-- Opening Marker --

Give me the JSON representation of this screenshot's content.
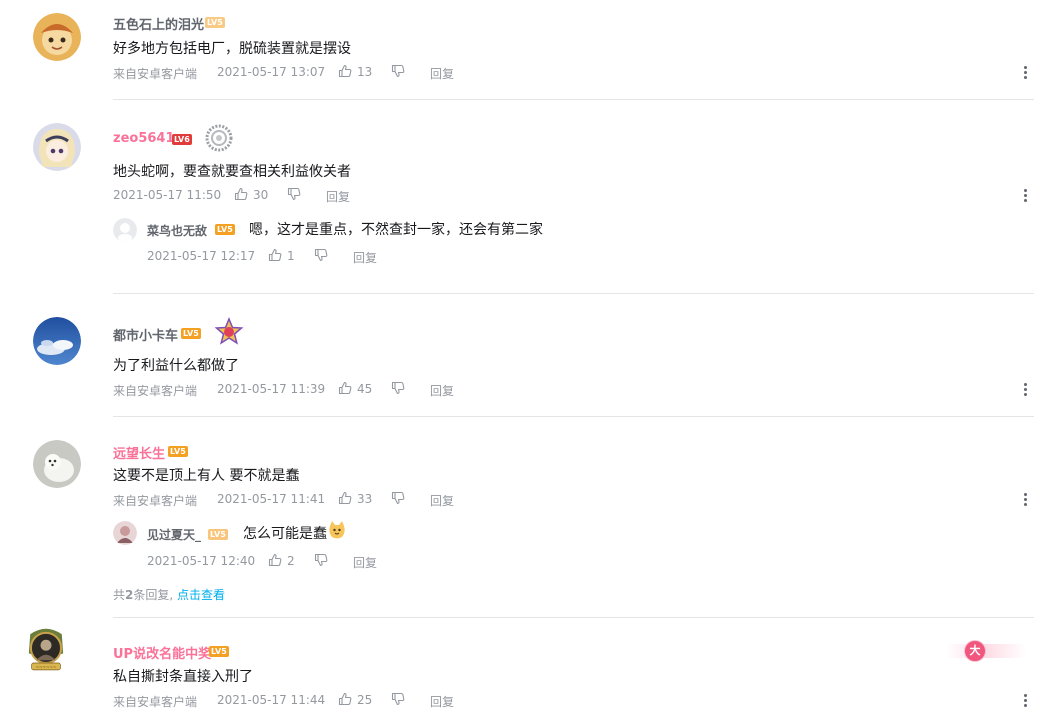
{
  "comments": [
    {
      "username": "五色石上的泪光",
      "level": "LV5",
      "text": "好多地方包括电厂，脱硫装置就是摆设",
      "source": "来自安卓客户端",
      "time": "2021-05-17 13:07",
      "likes": "13",
      "reply_label": "回复"
    },
    {
      "username": "zeo5641",
      "level": "LV6",
      "text": "地头蛇啊，要查就要查相关利益攸关者",
      "source": "",
      "time": "2021-05-17 11:50",
      "likes": "30",
      "reply_label": "回复",
      "sub_replies": [
        {
          "username": "菜鸟也无敌",
          "level": "LV5",
          "text": "嗯，这才是重点，不然查封一家，还会有第二家",
          "time": "2021-05-17 12:17",
          "likes": "1",
          "reply_label": "回复"
        }
      ]
    },
    {
      "username": "都市小卡车",
      "level": "LV5",
      "text": "为了利益什么都做了",
      "source": "来自安卓客户端",
      "time": "2021-05-17 11:39",
      "likes": "45",
      "reply_label": "回复"
    },
    {
      "username": "远望长生",
      "level": "LV5",
      "text": "这要不是顶上有人 要不就是蠢",
      "source": "来自安卓客户端",
      "time": "2021-05-17 11:41",
      "likes": "33",
      "reply_label": "回复",
      "sub_replies": [
        {
          "username": "见过夏天_",
          "level": "LV5",
          "text": "怎么可能是蠢",
          "time": "2021-05-17 12:40",
          "likes": "2",
          "reply_label": "回复"
        }
      ],
      "reply_summary_prefix": "共",
      "reply_summary_count": "2",
      "reply_summary_suffix": "条回复,",
      "reply_summary_link": "点击查看"
    },
    {
      "username": "UP说改名能中奖",
      "level": "LV5",
      "text": "私自撕封条直接入刑了",
      "source": "来自安卓客户端",
      "time": "2021-05-17 11:44",
      "likes": "25",
      "reply_label": "回复",
      "decoration_text": "大"
    }
  ],
  "colors": {
    "username_pink": "#fb7299",
    "username_default": "#61666d",
    "link_blue": "#00aeec",
    "level5": "#f4a023",
    "level6": "#e03c3c"
  },
  "icons": [
    "thumb-up-icon",
    "thumb-down-icon",
    "more-vertical-icon",
    "fan-medal-icon",
    "star-badge-icon",
    "emoji-icon"
  ]
}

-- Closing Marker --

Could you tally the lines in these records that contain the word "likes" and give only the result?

▸ **TASK SOLUTION**: 7